REQUIRED WORK
Your answer should be the records below, repeated exactly as they stand.

(SUPPLIED RECORDS begins)

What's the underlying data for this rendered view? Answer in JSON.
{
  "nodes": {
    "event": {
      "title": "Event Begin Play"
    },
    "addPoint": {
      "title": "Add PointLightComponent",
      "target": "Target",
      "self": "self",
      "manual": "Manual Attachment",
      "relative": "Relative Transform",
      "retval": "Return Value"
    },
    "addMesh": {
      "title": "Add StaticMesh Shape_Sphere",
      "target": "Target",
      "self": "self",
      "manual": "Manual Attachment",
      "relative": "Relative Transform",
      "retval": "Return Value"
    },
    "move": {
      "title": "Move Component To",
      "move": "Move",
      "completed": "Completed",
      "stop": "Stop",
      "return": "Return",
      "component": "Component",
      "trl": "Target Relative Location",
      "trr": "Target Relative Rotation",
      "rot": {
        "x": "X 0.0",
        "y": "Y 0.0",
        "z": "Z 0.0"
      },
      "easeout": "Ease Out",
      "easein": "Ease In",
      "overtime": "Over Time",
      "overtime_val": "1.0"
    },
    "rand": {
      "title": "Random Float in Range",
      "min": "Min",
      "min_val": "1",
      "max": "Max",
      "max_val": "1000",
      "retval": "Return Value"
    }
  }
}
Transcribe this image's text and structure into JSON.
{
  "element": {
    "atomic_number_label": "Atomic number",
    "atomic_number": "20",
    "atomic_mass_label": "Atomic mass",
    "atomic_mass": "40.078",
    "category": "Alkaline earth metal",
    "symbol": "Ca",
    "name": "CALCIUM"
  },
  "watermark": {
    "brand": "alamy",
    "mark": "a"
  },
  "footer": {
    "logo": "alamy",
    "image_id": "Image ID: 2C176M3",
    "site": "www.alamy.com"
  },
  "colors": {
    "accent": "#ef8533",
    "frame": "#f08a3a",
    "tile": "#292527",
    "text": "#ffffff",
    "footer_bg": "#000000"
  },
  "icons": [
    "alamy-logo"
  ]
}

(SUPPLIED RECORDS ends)

TASK SOLUTION
What's the underlying data for this rendered view? Answer in JSON.
{
  "nodes": {
    "event": {
      "title": "Event Begin Play"
    },
    "addPoint": {
      "title": "Add PointLightComponent",
      "target": "Target",
      "self": "self",
      "manual": "Manual Attachment",
      "relative": "Relative Transform",
      "retval": "Return Value"
    },
    "addMesh": {
      "title": "Add StaticMesh Shape_Sphere",
      "target": "Target",
      "self": "self",
      "manual": "Manual Attachment",
      "relative": "Relative Transform",
      "retval": "Return Value"
    },
    "move": {
      "title": "Move Component To",
      "move": "Move",
      "completed": "Completed",
      "stop": "Stop",
      "return": "Return",
      "component": "Component",
      "trl": "Target Relative Location",
      "trr": "Target Relative Rotation",
      "rot": {
        "x": "X 0.0",
        "y": "Y 0.0",
        "z": "Z 0.0"
      },
      "easeout": "Ease Out",
      "easein": "Ease In",
      "overtime": "Over Time",
      "overtime_val": "1.0"
    },
    "rand": {
      "title": "Random Float in Range",
      "min": "Min",
      "min_val": "1",
      "max": "Max",
      "max_val": "1000",
      "retval": "Return Value"
    }
  }
}
Transcribe this image's text and structure into JSON.
{
  "element": {
    "atomic_number_label": "Atomic number",
    "atomic_number": "20",
    "atomic_mass_label": "Atomic mass",
    "atomic_mass": "40.078",
    "category": "Alkaline earth metal",
    "symbol": "Ca",
    "name": "CALCIUM"
  },
  "watermark": {
    "brand": "alamy",
    "mark": "a"
  },
  "footer": {
    "logo": "alamy",
    "image_id": "Image ID: 2C176M3",
    "site": "www.alamy.com"
  },
  "colors": {
    "accent": "#ef8533",
    "frame": "#f08a3a",
    "tile": "#292527",
    "text": "#ffffff",
    "footer_bg": "#000000"
  },
  "icons": [
    "alamy-logo"
  ]
}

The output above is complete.